Looking ahead, the five years to 2018 promises strong growth for the Online Grocery Sales industry. According to IBISWorld Industry Analyst Jeffrey Cohen, “Driven by declining unemployment and increased internet usage, industry revenue is forecast to grow in 2018.” This is because falling unemployment will decrease consumers' leisure time, making internet food shopping more convenient and attractive. Moreover, “as people return to work, incomes will grow, further stimulating industry demand,” says Cohen. Consequently, input price increases will also be easier to pass on to consumers, growing profit further.
For more information, visit IBISWorld’s Online Grocery Sales in the US industry report page.
Follow IBISWorld on Twitter: https://twitter.com/#!/IBISWorld
Friend IBISWorld on Facebook: http://www.facebook.com/pages/IBISWorld/121347533189
IBISWorld industry Report Key Topics
Operators in the Online Grocery Sales industry sell grocery items through online channels. The industry comprises companies that are based online, and those that have both a physical presence and also sell food products on the internet.
Key External Drivers
Industry Life Cycle
Products & Markets
Products & Services
Globalization & Trade
Market Share Concentration
Key Success Factors
Cost Structure Benchmarks
Barriers to Entry
About IBISWorld Inc.
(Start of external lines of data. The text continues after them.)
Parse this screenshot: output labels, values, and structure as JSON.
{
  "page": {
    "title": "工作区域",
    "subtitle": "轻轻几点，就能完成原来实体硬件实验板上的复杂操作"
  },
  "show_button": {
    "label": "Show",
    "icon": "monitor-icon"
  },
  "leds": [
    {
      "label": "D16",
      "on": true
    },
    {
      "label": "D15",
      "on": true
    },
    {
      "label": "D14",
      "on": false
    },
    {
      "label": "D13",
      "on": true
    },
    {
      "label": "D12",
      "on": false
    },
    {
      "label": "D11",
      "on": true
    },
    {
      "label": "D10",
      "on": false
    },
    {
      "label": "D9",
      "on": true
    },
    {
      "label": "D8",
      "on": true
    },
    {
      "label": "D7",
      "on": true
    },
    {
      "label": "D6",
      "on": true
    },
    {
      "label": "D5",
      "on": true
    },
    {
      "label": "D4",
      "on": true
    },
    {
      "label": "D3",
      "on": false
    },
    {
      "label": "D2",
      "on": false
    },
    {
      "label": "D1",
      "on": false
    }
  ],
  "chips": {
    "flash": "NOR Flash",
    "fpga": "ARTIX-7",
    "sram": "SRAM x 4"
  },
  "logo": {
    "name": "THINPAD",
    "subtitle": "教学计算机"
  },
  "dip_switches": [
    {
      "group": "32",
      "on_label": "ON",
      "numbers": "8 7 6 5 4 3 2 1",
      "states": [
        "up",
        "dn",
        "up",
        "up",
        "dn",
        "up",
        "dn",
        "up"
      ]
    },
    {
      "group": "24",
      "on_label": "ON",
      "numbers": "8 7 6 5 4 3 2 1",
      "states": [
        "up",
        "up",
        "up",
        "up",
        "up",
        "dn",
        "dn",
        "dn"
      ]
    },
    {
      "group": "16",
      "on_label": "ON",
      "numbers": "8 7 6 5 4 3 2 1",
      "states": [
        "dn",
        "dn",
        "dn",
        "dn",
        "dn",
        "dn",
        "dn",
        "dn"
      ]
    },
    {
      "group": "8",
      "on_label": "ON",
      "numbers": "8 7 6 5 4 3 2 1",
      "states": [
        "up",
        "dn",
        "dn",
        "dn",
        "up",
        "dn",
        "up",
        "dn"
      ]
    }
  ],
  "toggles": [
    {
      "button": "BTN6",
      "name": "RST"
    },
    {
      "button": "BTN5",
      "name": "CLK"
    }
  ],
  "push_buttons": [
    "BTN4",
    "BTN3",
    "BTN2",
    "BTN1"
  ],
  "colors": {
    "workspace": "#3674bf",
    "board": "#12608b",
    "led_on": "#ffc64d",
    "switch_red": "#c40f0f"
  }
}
Recognized as the nation’s most trusted independent source of industry and market research, IBISWorld offers a comprehensive database of unique information and analysis on every US industry. With an extensive online portfolio, valued for its depth and scope, the company equips clients with the insight necessary to make better business decisions. Headquartered in Los Angeles, IBISWorld serves a range of business, professional service and government organizations through more than 10 locations worldwide. For more information, visit http://www.ibisworld.com or call 1-800-330-3772.